With the records as your source, report how many lines contain "cycle". Add no other words.
Content starts
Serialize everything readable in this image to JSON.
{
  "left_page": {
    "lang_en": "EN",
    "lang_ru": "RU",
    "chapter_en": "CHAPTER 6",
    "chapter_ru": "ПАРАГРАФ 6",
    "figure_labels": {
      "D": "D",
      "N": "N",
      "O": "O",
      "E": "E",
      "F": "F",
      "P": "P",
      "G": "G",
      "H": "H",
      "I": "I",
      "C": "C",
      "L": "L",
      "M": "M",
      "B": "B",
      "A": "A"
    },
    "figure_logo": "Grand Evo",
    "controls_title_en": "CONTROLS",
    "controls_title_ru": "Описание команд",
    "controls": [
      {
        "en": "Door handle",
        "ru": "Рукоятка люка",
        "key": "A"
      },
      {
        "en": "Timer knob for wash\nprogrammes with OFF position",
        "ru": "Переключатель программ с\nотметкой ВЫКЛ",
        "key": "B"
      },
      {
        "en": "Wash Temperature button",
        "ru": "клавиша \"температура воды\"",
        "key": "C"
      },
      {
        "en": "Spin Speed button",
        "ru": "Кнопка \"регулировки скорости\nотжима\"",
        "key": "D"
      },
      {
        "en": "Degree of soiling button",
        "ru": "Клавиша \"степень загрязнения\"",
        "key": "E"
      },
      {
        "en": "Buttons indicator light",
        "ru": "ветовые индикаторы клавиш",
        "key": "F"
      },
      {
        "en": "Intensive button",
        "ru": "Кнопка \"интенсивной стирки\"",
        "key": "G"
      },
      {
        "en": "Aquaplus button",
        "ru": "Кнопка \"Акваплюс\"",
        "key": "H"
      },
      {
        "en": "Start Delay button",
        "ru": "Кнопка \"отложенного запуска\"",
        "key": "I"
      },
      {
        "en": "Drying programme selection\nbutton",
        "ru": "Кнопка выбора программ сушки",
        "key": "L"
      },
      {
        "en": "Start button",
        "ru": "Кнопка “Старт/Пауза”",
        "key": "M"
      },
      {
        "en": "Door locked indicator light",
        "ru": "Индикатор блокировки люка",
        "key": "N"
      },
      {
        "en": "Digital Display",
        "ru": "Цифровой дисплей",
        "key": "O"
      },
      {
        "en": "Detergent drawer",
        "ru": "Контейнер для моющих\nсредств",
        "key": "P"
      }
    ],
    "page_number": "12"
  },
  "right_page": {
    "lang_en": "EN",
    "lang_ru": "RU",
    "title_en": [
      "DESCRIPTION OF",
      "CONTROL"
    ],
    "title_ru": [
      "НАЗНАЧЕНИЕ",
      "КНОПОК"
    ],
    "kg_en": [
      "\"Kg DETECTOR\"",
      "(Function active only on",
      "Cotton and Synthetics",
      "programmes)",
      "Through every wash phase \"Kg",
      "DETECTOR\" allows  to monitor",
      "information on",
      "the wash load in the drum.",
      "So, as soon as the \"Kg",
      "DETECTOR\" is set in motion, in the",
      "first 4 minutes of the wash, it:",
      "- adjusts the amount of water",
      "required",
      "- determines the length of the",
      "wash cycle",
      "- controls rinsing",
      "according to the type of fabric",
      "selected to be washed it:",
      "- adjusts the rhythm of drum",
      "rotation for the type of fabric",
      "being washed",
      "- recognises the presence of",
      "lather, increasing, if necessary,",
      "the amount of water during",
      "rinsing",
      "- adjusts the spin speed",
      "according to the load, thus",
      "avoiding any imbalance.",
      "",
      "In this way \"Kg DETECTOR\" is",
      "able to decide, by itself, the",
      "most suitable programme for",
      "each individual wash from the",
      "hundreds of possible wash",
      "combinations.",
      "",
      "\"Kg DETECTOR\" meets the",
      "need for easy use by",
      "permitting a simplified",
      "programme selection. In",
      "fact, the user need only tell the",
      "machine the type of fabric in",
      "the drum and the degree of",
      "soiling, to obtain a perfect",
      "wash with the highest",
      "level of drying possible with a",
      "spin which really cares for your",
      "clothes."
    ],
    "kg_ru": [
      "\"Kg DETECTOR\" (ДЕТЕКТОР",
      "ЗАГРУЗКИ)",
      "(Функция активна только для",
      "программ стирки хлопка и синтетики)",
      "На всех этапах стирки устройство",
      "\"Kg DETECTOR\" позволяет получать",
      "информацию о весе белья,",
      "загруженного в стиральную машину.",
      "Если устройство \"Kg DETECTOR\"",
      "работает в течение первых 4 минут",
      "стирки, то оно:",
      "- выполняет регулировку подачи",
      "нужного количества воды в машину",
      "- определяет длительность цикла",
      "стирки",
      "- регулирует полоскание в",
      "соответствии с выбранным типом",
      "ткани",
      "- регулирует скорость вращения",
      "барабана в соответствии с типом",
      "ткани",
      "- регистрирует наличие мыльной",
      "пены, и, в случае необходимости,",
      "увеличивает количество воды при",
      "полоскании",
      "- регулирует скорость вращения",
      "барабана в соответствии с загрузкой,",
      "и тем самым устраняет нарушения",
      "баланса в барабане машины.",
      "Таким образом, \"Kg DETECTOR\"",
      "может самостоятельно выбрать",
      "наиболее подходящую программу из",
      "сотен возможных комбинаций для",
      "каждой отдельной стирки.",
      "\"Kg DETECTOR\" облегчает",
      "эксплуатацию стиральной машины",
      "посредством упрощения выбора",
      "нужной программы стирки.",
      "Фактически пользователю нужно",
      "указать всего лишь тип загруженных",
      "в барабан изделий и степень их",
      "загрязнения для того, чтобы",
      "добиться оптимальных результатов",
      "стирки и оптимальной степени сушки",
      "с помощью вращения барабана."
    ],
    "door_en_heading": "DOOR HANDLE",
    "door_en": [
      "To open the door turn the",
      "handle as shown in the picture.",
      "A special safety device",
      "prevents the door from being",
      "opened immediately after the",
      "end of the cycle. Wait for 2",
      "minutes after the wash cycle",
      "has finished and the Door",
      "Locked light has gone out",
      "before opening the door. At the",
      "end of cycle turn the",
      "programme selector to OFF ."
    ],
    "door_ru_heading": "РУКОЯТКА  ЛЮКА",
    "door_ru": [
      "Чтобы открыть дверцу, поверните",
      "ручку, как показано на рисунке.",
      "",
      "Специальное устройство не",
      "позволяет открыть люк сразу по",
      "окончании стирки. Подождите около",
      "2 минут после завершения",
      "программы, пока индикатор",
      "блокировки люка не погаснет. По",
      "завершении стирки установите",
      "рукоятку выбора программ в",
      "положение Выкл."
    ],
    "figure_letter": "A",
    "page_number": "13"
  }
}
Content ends
- [Solution below] 4